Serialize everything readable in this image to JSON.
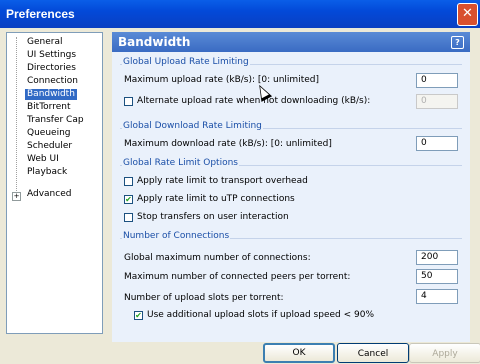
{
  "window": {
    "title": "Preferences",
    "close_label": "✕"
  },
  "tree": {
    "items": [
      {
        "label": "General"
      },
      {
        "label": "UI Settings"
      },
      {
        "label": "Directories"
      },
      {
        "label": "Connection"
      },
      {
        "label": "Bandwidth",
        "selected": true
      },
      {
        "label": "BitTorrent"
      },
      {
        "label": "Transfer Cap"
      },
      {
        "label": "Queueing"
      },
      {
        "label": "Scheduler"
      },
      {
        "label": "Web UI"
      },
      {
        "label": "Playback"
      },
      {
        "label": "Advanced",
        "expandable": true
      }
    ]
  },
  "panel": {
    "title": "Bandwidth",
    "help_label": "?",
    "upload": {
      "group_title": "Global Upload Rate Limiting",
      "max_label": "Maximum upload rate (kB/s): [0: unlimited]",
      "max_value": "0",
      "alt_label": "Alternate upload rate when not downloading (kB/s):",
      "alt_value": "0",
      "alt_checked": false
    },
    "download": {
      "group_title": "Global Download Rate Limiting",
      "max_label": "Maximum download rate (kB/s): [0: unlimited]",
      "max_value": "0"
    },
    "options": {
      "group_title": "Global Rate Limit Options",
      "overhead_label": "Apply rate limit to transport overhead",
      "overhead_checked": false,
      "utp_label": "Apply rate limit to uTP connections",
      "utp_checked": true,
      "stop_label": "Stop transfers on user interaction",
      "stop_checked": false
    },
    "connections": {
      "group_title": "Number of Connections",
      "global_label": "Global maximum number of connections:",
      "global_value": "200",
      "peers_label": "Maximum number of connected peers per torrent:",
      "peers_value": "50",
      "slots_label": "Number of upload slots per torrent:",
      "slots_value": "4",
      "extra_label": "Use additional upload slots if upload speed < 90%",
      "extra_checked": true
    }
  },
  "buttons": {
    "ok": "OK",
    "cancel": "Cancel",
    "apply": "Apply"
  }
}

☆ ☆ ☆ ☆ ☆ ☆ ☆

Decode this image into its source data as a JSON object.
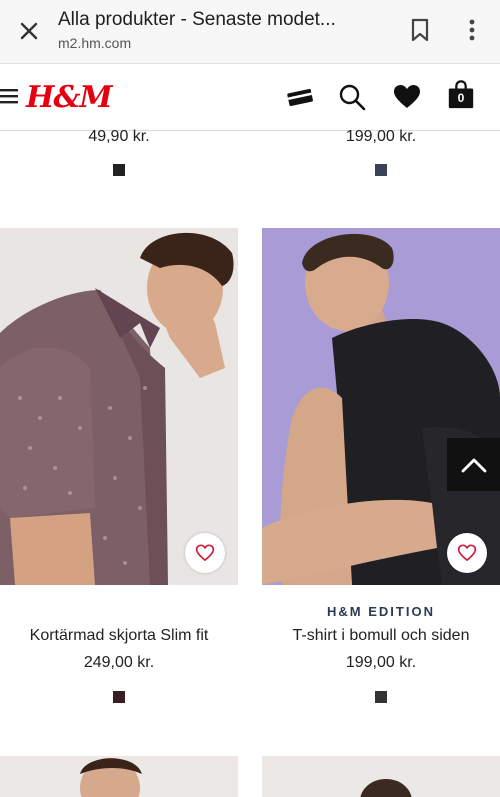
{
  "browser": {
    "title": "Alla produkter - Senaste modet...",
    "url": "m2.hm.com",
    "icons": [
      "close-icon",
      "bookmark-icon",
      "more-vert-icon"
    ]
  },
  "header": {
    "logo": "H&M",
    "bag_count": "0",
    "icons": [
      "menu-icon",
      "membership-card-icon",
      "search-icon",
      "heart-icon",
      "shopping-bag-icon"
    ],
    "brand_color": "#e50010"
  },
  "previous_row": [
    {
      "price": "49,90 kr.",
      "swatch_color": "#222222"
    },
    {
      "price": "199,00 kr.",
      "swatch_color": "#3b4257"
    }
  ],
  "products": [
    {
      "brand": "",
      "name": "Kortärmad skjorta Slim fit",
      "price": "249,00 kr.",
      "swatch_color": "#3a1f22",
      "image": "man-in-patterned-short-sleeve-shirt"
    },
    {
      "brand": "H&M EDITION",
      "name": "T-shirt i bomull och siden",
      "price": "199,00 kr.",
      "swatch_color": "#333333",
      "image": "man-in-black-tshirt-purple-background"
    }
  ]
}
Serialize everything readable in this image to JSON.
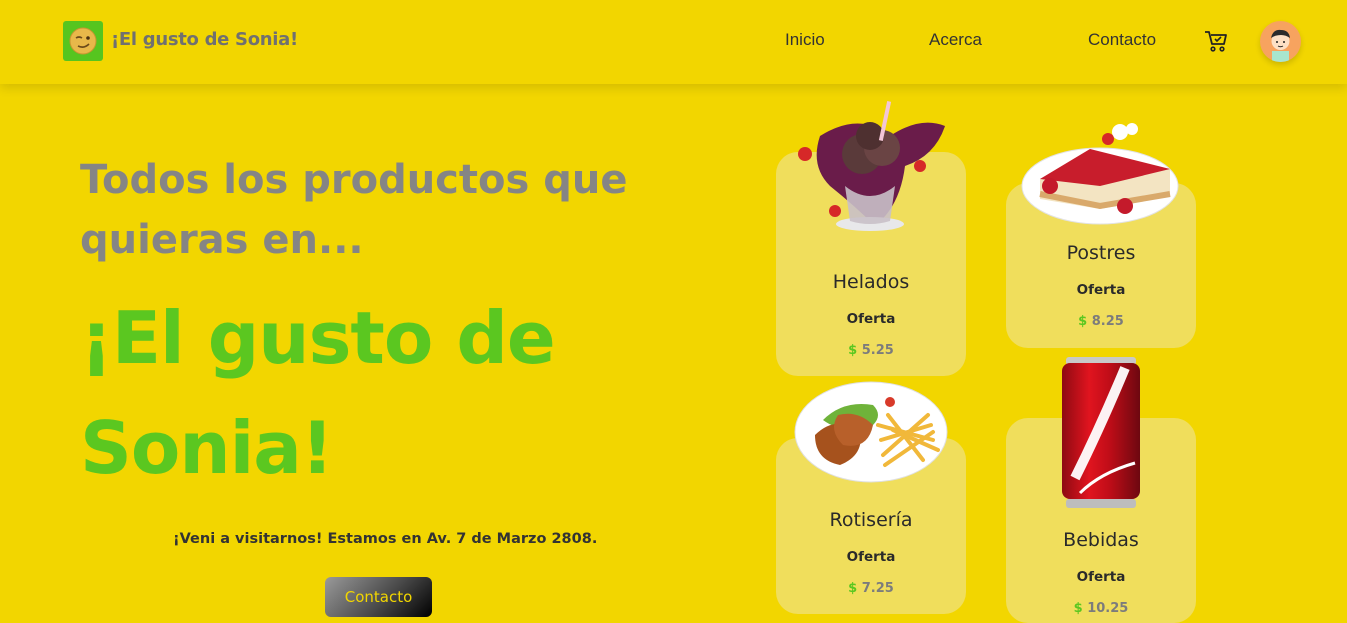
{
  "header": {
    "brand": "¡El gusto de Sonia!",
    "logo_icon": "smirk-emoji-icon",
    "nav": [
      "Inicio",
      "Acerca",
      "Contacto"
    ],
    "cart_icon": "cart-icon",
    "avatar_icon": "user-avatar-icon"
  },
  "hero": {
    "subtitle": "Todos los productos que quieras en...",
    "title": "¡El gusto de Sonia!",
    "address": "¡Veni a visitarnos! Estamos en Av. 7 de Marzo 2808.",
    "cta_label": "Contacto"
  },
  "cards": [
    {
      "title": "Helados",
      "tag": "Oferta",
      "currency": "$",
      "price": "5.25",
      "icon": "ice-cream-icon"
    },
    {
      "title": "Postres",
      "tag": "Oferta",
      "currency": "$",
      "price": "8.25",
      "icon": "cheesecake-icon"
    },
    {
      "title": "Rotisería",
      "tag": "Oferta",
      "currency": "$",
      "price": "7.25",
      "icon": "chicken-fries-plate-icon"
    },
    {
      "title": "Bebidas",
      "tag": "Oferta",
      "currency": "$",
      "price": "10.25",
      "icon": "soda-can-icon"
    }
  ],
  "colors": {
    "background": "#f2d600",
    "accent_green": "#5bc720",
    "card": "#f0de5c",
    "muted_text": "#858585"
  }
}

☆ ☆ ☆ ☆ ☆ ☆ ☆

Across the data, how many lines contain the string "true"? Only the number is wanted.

## Expected answer
4